|Top of the Callander Crags look west towards Loch Venachar and snow storm|
|Windy days means bad weather clears more quickly!|
|My show to the left and big-foots shoe to the right. Feeling more like a hobbit every day...|
|Recovery run, but everyone has to take a photo to remember it ;-)|
|Had to replace broken HR monitor, replaced with Pebble and Wahoo Tickr and Aerotracker Pro phone app|
|Pebble screen is nice an clear and with 5 day better life will cope with whole West Highland Way Race this June.|
|Storms lashed the Trossachs, one run I had to clamber under/over/around 15 fallen trees|
|Wet and windy storms were replaced with wintry storms|
|And then lots of snow, took me 40 minutes to clear the road in front the house.|
|But 12" of snow didn't stop me getting out for my run|
|Perfect reason to done my X-Talon 190's and gaitors|
|Deep snow made for a tough run, 11 min/mile pace at a HR of 160+, and 40% Calories per mile than normal!|
|Through January my eldest daughter was doing prelims and took to placing post-it notes around the house to help with Spanish vocabulary, this one seemed to sum up quite a bit of my life!|
|Exploring the new path to the north of Loch Venachar brought some amazing views.|
|As the wintry weather continued the roads and trails turn to rutted ice|
|But the views were well worth heading out into the freezer (Loch Venachar looking west)|
|The whimpy camera on my Moto G phone failed to capture how spectacular the sunset was|
|Sun finally slips behind Ben Gulipen|
|More snow turns Ben Guilpen into a winter playground, fast descents in fresh snow is glorious!|
|Nature has it's way of being enchanting|
|When the new Bracklin Bridge was being built it looked so large and incongruous, but in place amongst the rock and trees it fits in, adds some something to this very natural location|
|Between Bracklin Bridge and Scout Pool bridge you get great views of Stuc a'Chroin and Ben Vorlich, except... when it's completed whited out!|
|5 miles into a half marathon, 4 miles of which was on icy roads and trails, but those views more than make up for it.|
|This highland cow watches me several times a week, I'm sure that's a bemused/incredulous expressing as he chews his food.
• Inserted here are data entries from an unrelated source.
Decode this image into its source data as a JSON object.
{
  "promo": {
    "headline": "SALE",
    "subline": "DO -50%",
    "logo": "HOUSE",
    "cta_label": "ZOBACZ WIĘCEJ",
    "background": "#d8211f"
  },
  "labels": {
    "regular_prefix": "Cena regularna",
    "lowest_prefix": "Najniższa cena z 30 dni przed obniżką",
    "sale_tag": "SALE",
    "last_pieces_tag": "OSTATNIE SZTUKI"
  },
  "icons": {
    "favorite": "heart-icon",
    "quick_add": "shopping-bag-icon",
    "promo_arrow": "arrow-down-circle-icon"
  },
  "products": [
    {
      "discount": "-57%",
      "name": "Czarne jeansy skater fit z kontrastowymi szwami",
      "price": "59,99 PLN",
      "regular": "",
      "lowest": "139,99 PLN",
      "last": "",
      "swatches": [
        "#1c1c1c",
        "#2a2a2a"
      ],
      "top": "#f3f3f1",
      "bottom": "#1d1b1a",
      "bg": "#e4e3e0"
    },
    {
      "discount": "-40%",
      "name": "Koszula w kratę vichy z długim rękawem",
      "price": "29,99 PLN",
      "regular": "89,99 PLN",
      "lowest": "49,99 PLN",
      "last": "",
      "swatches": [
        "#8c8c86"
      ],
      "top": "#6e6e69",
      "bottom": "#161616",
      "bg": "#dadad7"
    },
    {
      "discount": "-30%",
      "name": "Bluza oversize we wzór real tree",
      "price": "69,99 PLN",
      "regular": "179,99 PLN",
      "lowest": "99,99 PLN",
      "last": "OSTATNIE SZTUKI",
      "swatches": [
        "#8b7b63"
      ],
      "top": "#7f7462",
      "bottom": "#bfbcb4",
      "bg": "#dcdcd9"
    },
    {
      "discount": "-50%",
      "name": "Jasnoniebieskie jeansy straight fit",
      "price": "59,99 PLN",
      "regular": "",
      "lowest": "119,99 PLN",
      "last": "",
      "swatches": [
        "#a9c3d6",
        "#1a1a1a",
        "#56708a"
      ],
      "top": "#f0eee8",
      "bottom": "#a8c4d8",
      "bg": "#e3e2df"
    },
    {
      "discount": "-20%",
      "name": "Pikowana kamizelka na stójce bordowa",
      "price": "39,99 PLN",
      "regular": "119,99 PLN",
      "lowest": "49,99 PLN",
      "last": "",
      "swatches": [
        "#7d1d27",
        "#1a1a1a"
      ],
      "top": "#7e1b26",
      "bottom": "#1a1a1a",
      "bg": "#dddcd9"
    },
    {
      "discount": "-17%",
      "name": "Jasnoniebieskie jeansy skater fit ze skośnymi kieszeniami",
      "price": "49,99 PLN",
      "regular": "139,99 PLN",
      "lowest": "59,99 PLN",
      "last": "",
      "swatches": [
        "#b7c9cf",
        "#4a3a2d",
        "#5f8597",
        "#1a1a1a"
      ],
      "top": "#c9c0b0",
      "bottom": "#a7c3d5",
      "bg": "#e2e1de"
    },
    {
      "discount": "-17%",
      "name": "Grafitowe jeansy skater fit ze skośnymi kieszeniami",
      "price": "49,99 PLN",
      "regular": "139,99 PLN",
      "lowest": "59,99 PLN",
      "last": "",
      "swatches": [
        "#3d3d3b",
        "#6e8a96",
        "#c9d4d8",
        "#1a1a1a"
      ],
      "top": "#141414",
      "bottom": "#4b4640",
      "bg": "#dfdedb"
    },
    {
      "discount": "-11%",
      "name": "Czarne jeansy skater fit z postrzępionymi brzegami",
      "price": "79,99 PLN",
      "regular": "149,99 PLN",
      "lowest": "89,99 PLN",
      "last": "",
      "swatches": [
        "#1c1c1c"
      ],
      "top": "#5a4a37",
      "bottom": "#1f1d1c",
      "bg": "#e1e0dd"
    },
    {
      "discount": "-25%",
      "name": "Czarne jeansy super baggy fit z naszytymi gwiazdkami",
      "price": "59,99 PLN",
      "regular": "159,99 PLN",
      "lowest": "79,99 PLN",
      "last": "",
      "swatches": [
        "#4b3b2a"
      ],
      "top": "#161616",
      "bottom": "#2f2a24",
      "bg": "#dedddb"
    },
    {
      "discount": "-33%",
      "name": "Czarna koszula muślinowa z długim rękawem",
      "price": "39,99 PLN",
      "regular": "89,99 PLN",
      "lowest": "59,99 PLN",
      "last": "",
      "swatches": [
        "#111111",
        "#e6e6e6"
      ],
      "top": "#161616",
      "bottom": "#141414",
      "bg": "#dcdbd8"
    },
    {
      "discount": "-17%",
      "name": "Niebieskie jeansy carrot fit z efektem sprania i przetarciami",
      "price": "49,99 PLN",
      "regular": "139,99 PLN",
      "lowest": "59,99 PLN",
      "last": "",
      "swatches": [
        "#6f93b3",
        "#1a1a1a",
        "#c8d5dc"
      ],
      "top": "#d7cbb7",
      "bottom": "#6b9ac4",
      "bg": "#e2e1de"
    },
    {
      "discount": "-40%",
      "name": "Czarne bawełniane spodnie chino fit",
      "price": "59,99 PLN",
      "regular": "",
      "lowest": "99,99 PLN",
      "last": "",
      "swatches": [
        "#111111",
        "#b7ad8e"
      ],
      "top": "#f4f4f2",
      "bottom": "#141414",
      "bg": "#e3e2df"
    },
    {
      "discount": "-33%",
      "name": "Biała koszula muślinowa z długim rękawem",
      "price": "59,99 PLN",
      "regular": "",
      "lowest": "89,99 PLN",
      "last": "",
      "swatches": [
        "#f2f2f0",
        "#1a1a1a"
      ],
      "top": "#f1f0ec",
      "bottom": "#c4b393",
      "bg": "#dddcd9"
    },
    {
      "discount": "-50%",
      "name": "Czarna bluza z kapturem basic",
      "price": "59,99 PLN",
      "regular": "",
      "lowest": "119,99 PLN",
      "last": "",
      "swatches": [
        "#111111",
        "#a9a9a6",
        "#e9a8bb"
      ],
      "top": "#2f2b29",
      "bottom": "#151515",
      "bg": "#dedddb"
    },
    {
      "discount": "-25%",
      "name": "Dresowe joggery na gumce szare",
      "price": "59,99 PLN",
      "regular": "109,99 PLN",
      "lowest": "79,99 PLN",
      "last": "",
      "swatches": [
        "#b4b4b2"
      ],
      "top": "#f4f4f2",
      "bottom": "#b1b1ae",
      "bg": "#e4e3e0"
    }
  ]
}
This great looking highlander is one I used for the new "Trossachs Mountains, Trails and Lochs" strava club|
|After many weeks of cold strong winds each day the wind dropped and left Loch Venachar as calm as a mill pond.|
|At the loch's edge a bizarre stack of ice collected, perhaps a combination of wind, nightly ice formation and loch level changes had created it|
|Whatever the history of this natural conundrum the result was mesmerizing|
|What I thought was my 100th consecutive run, the sun shone once again|
These photo's just capture a fraction of all that I experienced and witnessed over the course of the past 101 days of running every day. Spectacular, invigorating, challenging and uplifting.
And looking at my training logs I look to be the fittest that I've been in my adult life, and still over two and half months training left till Fling, and four and half till my A race for the year the West Highland Way. Should I run streak all the way there?